BY Amr Youssef & Isabelle Devi Poirier

Sheradyne Prosper began experiencing mood swings in her mid-teens, cycling between extreme ‘highs’ and ‘lows.’ Initially dismissing these as typical adolescent changes, it was only as these emotional fluctuations became more intense and erratic that she sought answers.

“It’s like walking a tightrope, never knowing when I’ll lose my balance. Some days I’m filled with energy and optimism, but then it all comes crashing down,” says Prosper. “It’s a constant struggle, and it even started to impact my relationships, especially with my family.”

“I remember going to the emergency room, then being directed to the Douglas Mental Health University Institute, who then told me that I had to go back to another ER,” she says. “After two days of sitting in waiting rooms, all they did was prescribe me antidepressants that actually ended up giving me terrible side effects, and told me to get a referral from a family doctor, which I didn’t have.”

Douglas memorial hall building entrance

Douglas Mental Health University Institute, where Prosper was directed by the ER. Photo by Amr Youssef.

Going through the long process of seeking a psychiatrist or psychologist can intensify the burden that people with mental illness already face and make matters worse, according to Dr. Christine Grou, President of the Quebec Order of Psychologists. The process can also discourage them from continuing to seek help.

“If you want to see a psychologist in Quebec, you have two ways,” says Grou. “If you go by yourself and you have the money, you can go to a private practitioner, but if you want to go through the public healthcare system, then you’ll have to see your family physician who will assess and refer you, but the accessibility is still not necessarily easy.”

In Montreal, seeking the expertise of a psychiatrist requires an initial referral from a physician, followed by an evaluation at a local CLSC (Centre Local de Services Communautaires). Grou believes the system could be streamlined.

“Do you really need a reference?

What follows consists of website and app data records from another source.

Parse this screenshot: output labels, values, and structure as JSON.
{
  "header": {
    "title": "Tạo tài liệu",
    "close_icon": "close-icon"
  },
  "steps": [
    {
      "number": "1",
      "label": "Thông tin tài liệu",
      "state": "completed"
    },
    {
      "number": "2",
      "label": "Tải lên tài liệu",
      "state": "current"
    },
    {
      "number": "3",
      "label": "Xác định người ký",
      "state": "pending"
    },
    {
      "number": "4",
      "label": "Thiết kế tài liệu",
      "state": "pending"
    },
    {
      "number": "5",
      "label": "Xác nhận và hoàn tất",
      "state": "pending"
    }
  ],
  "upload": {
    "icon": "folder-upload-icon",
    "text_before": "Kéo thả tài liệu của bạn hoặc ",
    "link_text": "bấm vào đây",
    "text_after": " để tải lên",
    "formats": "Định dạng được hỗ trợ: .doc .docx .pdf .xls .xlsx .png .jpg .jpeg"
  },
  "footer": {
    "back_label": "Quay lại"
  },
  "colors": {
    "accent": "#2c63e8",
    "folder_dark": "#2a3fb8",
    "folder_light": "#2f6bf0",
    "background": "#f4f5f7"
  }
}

Do you really need to see two professionals before seeing a psychologist or psychiatrist?” she asks. “I think the collaboration with family physicians and psychologists is very precious. But we need to do everything we can to improve accessibility as well as the services we offer the population.”

Statistics regarding mental health in Canada

Quick facts about mental health in Canada. Infographic by Amr Youssef.

Post-evaluation, individuals are placed on a waiting list, which may span several months, before securing an appointment with a psychiatrist.

This process becomes even more complicated if one does not have access to a family doctor. According to a recent survey, the number of Canadians without a family doctor reached 6.5 million in 2023.

With wait times growing, some Montrealers are choosing to self-manage their treatment through alternative methods.

Medical Marijuana as an alternative treatment. Video by Isabelle Devi Poirier.

Choosing Wisely Quebec is an organization run by the Quebec College of Family Physicians (CQMF). It aims to reduce unnecessary tests and treatments in health care and to promote discussions between health-care professionals and their patients.

“One of the primary challenges we face is the deeply ingrained culture of ‘more is better’ in healthcare. Overcoming this mindset requires a shift in both clinical practice and patient expectations,” says Dr. Rene Wittmer, the president of Choosing Wisely. “Physicians sometimes prescribe tests and treatments that are not strictly necessary for various reasons.”

According to Wittmer, doctors may make decisions that may end up harming the patient or have them take unnecessary tests and medications due to the fast paced nature of health care.

“By focusing on appropriate and necessary interventions, we can streamline the diagnostic journey, reducing the time and resources spent on ineffective or redundant tests,” he explains. “We collaborate with health-care professionals and organizations to clarify diagnostic pathways and encourage the adoption of the best practices that reduce unnecessary interventions while ensuring patients receive the right diagnosis at the right time.”

Grou is optimistic the mental health care system can be improved through continued advocacy, education, and collaboration.

But there is a lot of work to do. Prosper only got her diagnosis when she found a family doctor after being on a waiting list for three years.

“I almost decided to give up and just live with it,” says Prosper. “I was tired of not being taken seriously because my case isn’t as severe as other people who may have attempted suicide, self harm or have any life-threatening condition. Some doctors really made me question my own symptoms and whether or not it was all just in my head.”

Main image by Amr Youssef.
Published April 3, 2024.